Yesterday we had the pleasure to visit this exhibition right in the centre of Rabat. The first solo exhibition by Etienne Farrell, a collection of 31 works in various media that include metal, clay relief, photography, videography and watercolour. Each work forms part of the narration the artist is putting light upon, or rather a stigma which takes us back to the 17th century. The title originates from a French almanac in which a character, Lustucru, a blacksmith who turned brain surgeon. In this exhibition Etienne is using the story behind ‘Lustucru’ in a contemporary context, relating it to current ongoing stigmas that we still face in this day and age. The exhibition explores unconventionality; the feeling of being misunderstood and misinterpreted, failing to fit into the rigid lines dictated by society. Tapping into concealment, spirituality, and suffering. The mask is probably one of the strongest symbolic objects used whereby women and girls are seen hiding behind it, hiding their true identity. Etienne Farrell tells us more about the concept behind her first solo exhibition and her upcoming projects, which we will definitely keep an eye for!
Your current exhibition LUSTUCRU explores the wide range of human emotions through a wide range of artistic media.
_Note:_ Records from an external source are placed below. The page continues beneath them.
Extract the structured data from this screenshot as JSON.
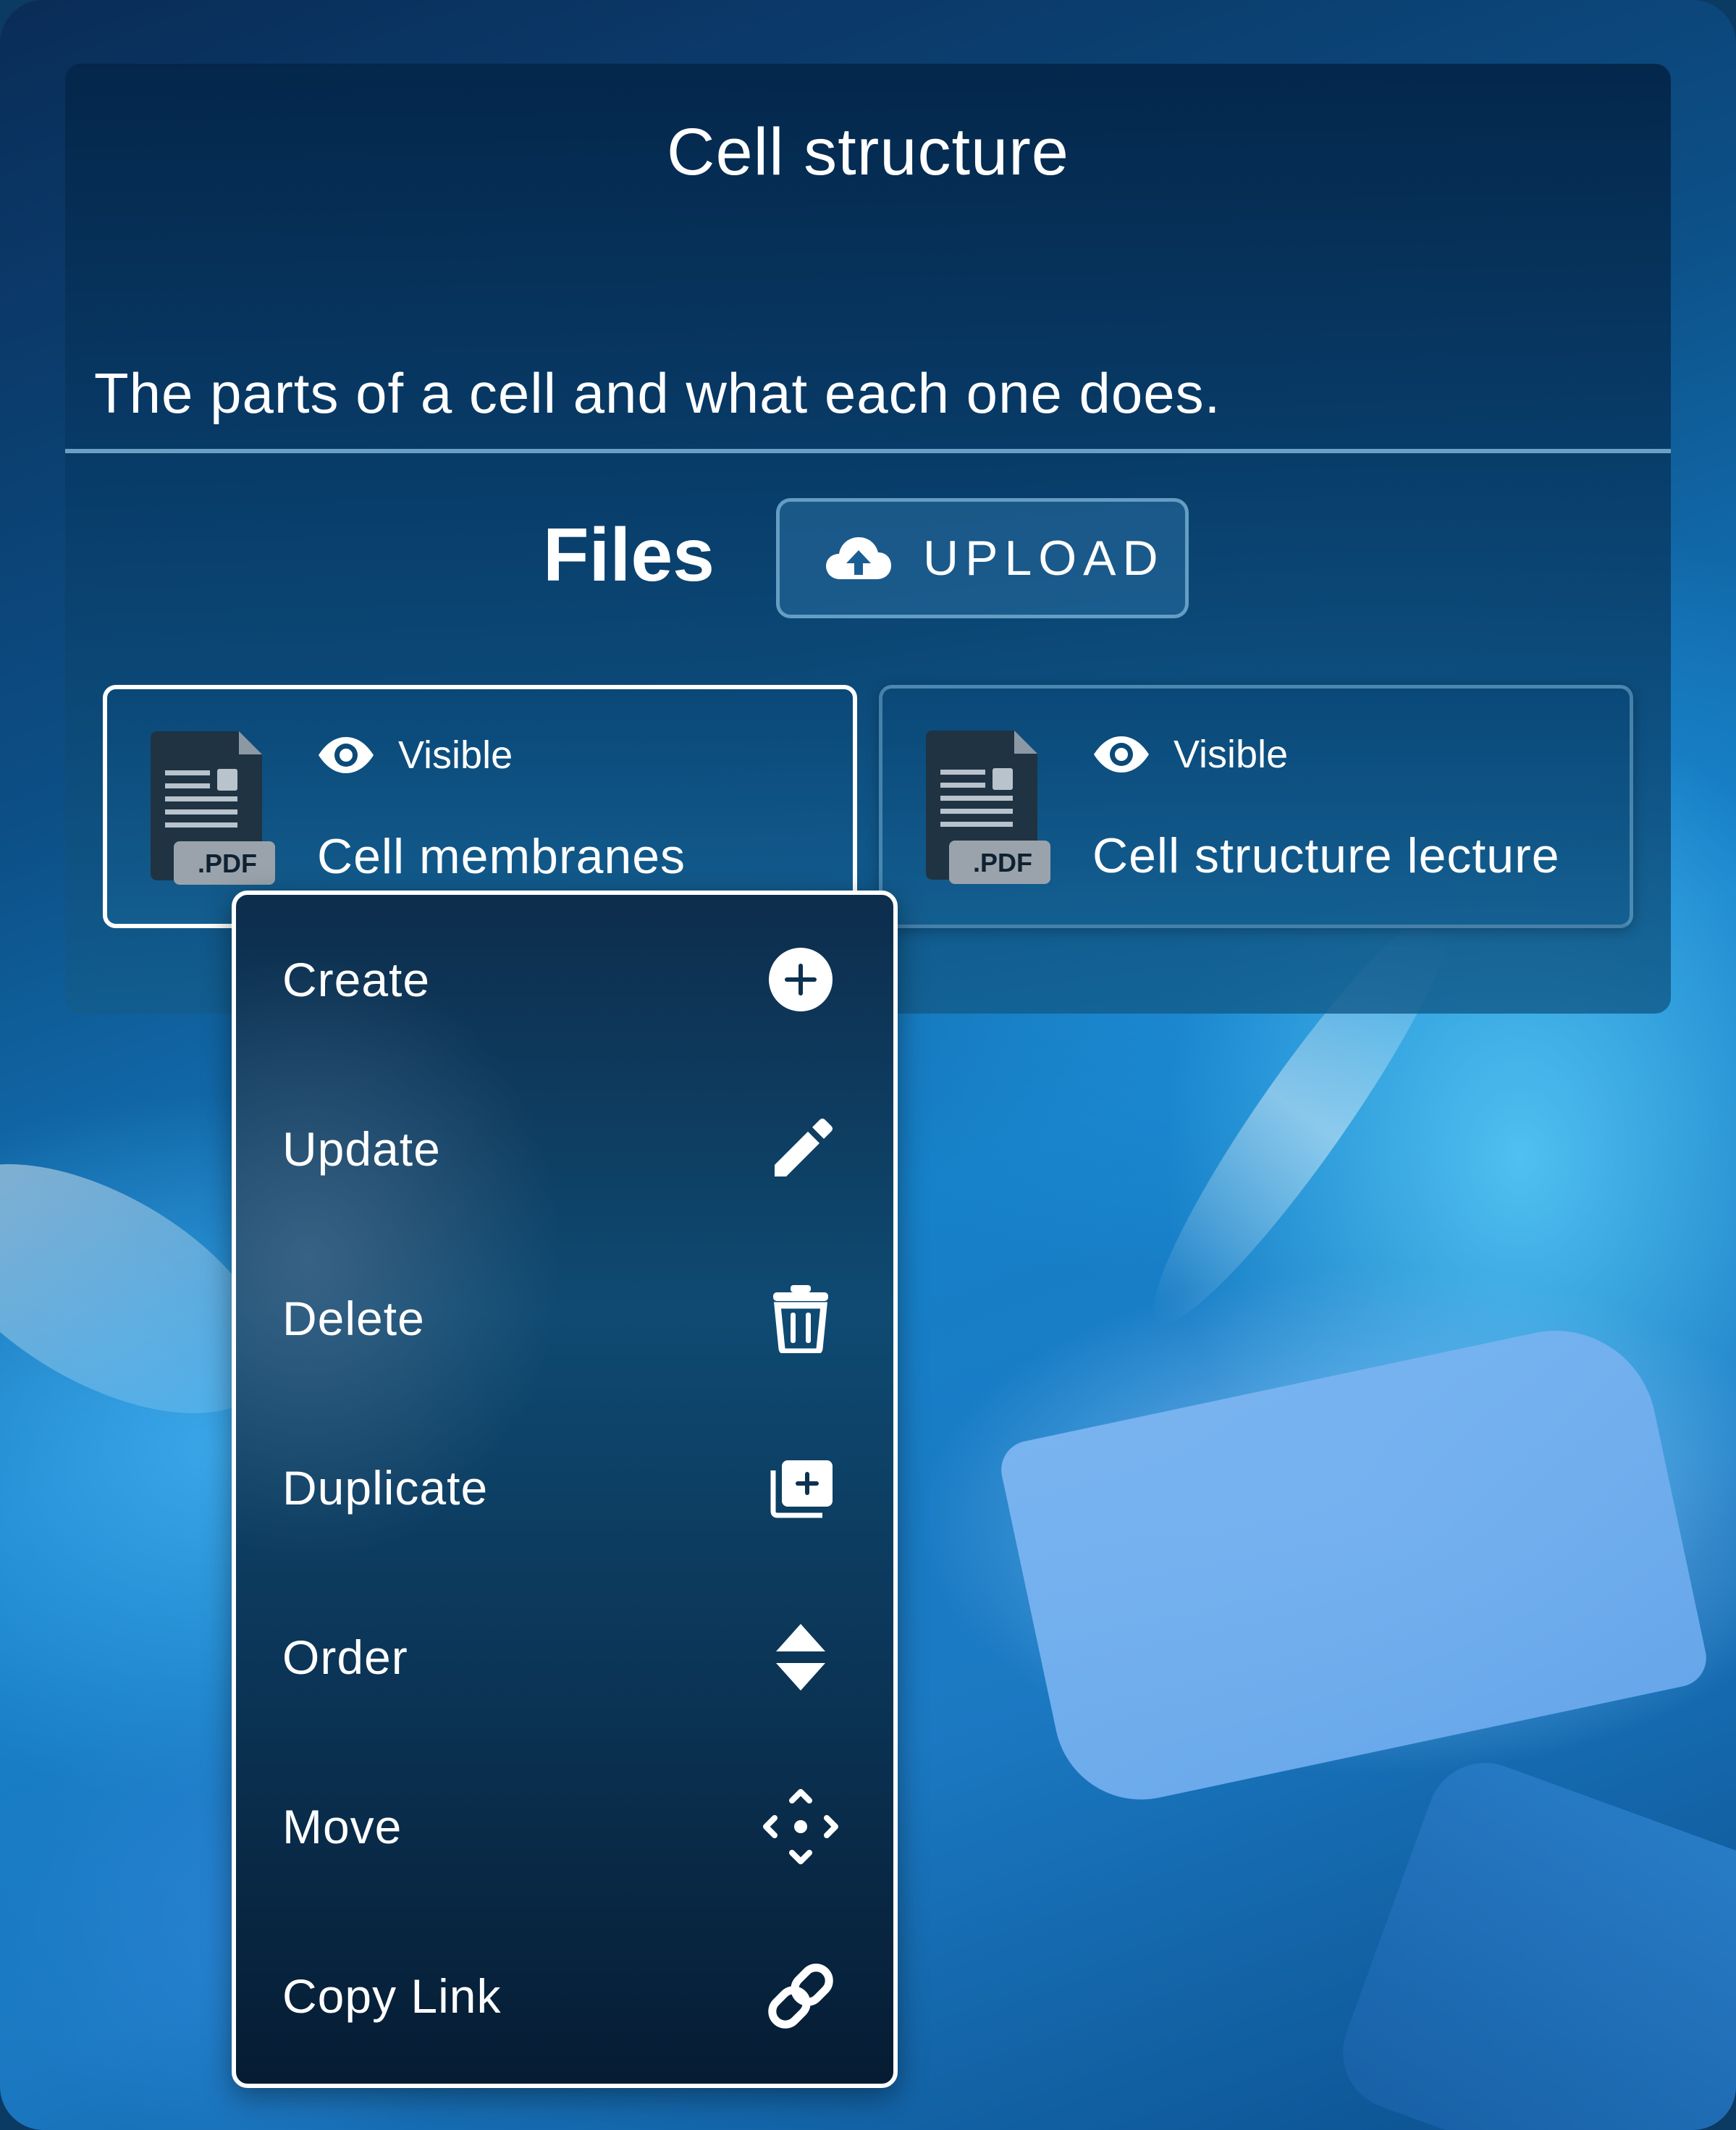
{
  "course": {
    "title": "Cell structure",
    "description": "The parts of a cell and what each one does."
  },
  "files_section": {
    "heading": "Files",
    "upload_label": "UPLOAD"
  },
  "files": [
    {
      "name": "Cell membranes",
      "visibility": "Visible",
      "type_badge": ".PDF",
      "selected": true
    },
    {
      "name": "Cell structure lecture",
      "visibility": "Visible",
      "type_badge": ".PDF",
      "selected": false
    }
  ],
  "context_menu": {
    "items": [
      {
        "label": "Create",
        "icon": "plus-circle-icon"
      },
      {
        "label": "Update",
        "icon": "pencil-icon"
      },
      {
        "label": "Delete",
        "icon": "trash-icon"
      },
      {
        "label": "Duplicate",
        "icon": "duplicate-icon"
      },
      {
        "label": "Order",
        "icon": "sort-icon"
      },
      {
        "label": "Move",
        "icon": "move-icon"
      },
      {
        "label": "Copy Link",
        "icon": "link-icon"
      }
    ]
  },
  "colors": {
    "panel": "#062a50",
    "accent_border": "#ffffff",
    "text": "#ffffff",
    "pdf_badge": "#9aa3ab"
  }
}
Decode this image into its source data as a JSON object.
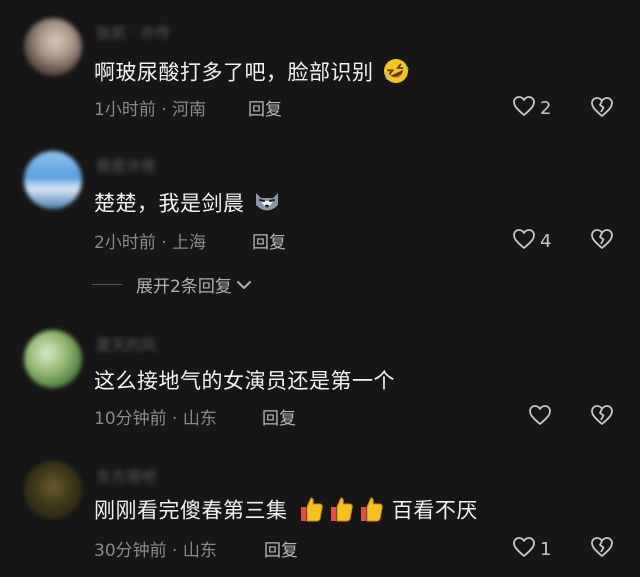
{
  "comments": [
    {
      "username": "张凯 · 许传",
      "text": "啊玻尿酸打多了吧，脸部识别",
      "emoji": [
        "rolling-laughing-emoji"
      ],
      "meta": "1小时前 · 河南",
      "reply_label": "回复",
      "likes": "2"
    },
    {
      "username": "我是许佬",
      "text": "楚楚，我是剑晨",
      "emoji": [
        "wolf-emoji"
      ],
      "meta": "2小时前 · 上海",
      "reply_label": "回复",
      "likes": "4"
    },
    {
      "username": "夏天的风",
      "text": "这么接地气的女演员还是第一个",
      "emoji": [],
      "meta": "10分钟前 · 山东",
      "reply_label": "回复",
      "likes": ""
    },
    {
      "username": "东方哥吧",
      "text": "刚刚看完傻春第三集",
      "text_after": "百看不厌",
      "emoji": [
        "thumbs-up-emoji",
        "thumbs-up-emoji",
        "thumbs-up-emoji"
      ],
      "meta": "30分钟前 · 山东",
      "reply_label": "回复",
      "likes": "1"
    }
  ],
  "expand_replies": {
    "label": "展开2条回复"
  },
  "colors": {
    "background": "#161616",
    "text": "#f2f2f2",
    "meta": "#8a8a8a"
  }
}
Can you tell us more about this?
LUSTUCRU is all about unconventionality. It explores human emotions, especially when one feels that they do not resonate with the usual norms dictated by society. The works portray suffocation, apathy, helplessness, preoccupations, concealment, and suffering. Different media allowed me to better explore and portray moods and feelings.
Let’s talk about the name of the exhibition and the story behind it. Is ‘lustucru’ a real word or did you create it yourself?
LUSTUCRU originated in 17th century France through a satire that made it clear that any woman with a mind of her own was guaranteed a graphically brutal straightening out. Luscutru first appeared in an almanac as a blacksmith, turned brain surgeon, who could “fix” difficult wives’ brains. In fact, the name itself is the slurring of a stock phrase L’eusses-tu-cru; “Would you have believed it?” – in this case, “Would you have believed that a woman’s brain could be fixed?
You’re also collaborating with the voluntary sector through this exhibition. Can you tell more about this initiative?
I am the first artist to use the new exhibition space, which is also a Voluntary Centre, which is being offered by the Malta Council for the Voluntary Sector. It is a very interesting concept, where artists team up with a voluntary organisation, to raise awareness and funds through art. For LUSTUCRU I chose ALS Malta.
Finally, are you working on any exciting projects that we should look out for?
Lustucru, hosted by the Malta Council of the Voluntary Sector, St Bartholomew Street